An email dropped into The Kingdom this week from Liam Fahy that made me smile.
It simply said - "Just sayin our shoes would love to meet you."
Sometimes when it comes to text in a marketing email, less is definitely more..
While I would be the first to confess that Liams mainline collection is not reaaly my style, I adore his special projects.
I like the way Liam thinks.
When he was questioned earlier this year, about who his favourite shoe designers were he replied saying
"I’m more inspired by designers and creatives that have nothing do to with footwear, like Bauhaus, Corbusier, Ridley Scott, Stanley Kubrik, Bruno Minari, Robert Caldini and Philip K Dick."
So it will come as no surprise that my most favourite shoe by far, is his Wassili Shoe, which won him a UK Urban Fashion Award in 2007.
This shoe is inspired by the iconic and distinctly modernist Wasilly chair
First created in 1926, The Wassily Chair was first built by Marcel Breuer at the Bauhaus institution in Dessau, Germany. Breuer found his inspiration for the chair in the bent form of a bicycle handlebar, available for the first time in steel due to a development in technology. The German steel manufacturer Mannesmann had developed a process to produce seamless steel tubing, the first to allow tubes to be bent without breaking at the seam. Breuer’s Adler bicycle featured such tubing, which inspired the designer to employ this material in furniture.

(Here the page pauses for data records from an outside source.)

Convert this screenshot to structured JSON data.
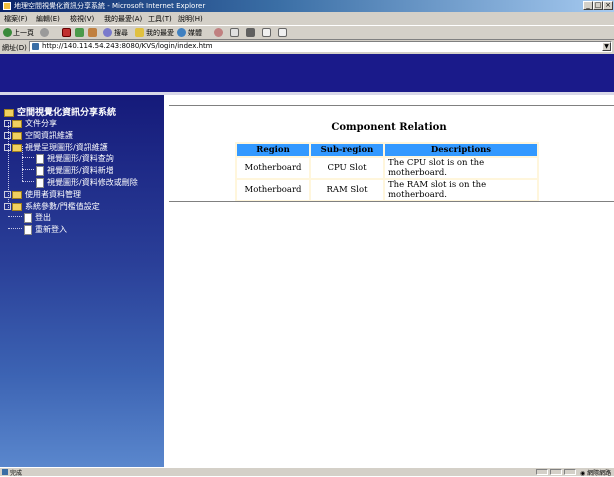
{
  "window": {
    "title": "地理空間視覺化資訊分享系統 - Microsoft Internet Explorer",
    "controls": [
      "_",
      "□",
      "×"
    ]
  },
  "menubar": [
    "檔案(F)",
    "編輯(E)",
    "檢視(V)",
    "我的最愛(A)",
    "工具(T)",
    "說明(H)"
  ],
  "toolbar": {
    "back_label": "上一頁",
    "search_label": "搜尋",
    "favorites_label": "我的最愛",
    "media_label": "媒體"
  },
  "address": {
    "label": "網址(D)",
    "url": "http://140.114.54.243:8080/KVS/login/index.htm"
  },
  "sidebar": {
    "root": "空間視覺化資訊分享系統",
    "items": [
      {
        "label": "文件分享"
      },
      {
        "label": "空間資訊維護"
      },
      {
        "label": "視覺呈現圖形/資訊維護"
      },
      {
        "label": "視覺圖形/資料查詢"
      },
      {
        "label": "視覺圖形/資料新增"
      },
      {
        "label": "視覺圖形/資料修改或刪除"
      },
      {
        "label": "使用者資料管理"
      },
      {
        "label": "系統參數/門檻值設定"
      },
      {
        "label": "登出"
      },
      {
        "label": "重新登入"
      }
    ]
  },
  "content": {
    "title": "Component Relation",
    "columns": [
      "Region",
      "Sub-region",
      "Descriptions"
    ],
    "rows": [
      [
        "Motherboard",
        "CPU Slot",
        "The CPU slot is on the motherboard."
      ],
      [
        "Motherboard",
        "RAM Slot",
        "The RAM slot is on the motherboard."
      ]
    ]
  },
  "status": {
    "text": "完成",
    "zone": "網際網路"
  },
  "colors": {
    "banner": "#1a1a8a",
    "sidebar_top": "#151a7a",
    "sidebar_bottom": "#5a87cd",
    "table_header": "#3399ff",
    "table_bg": "#fff6dc"
  }
}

The Wassily Chair was originally known as the Model B3 Chair, but was later marketed as the Wassily Chair after a story about Breuer’s friend and colleague at Bauhaus, artist Wassily Kandinsky. After first producing the Model B3 Chair prototype, Kandinsky was so enthralled with the chair that Breuer decided to produce another for Wassily Kandinsky himself. This friendship, and the later popularity of Kandinsky led the producers of the Model B3 Chair to change its name to the now famous Wassily Chair.
How could I not love that.
A shoe inspired by one of my favourite chairs! Come on people!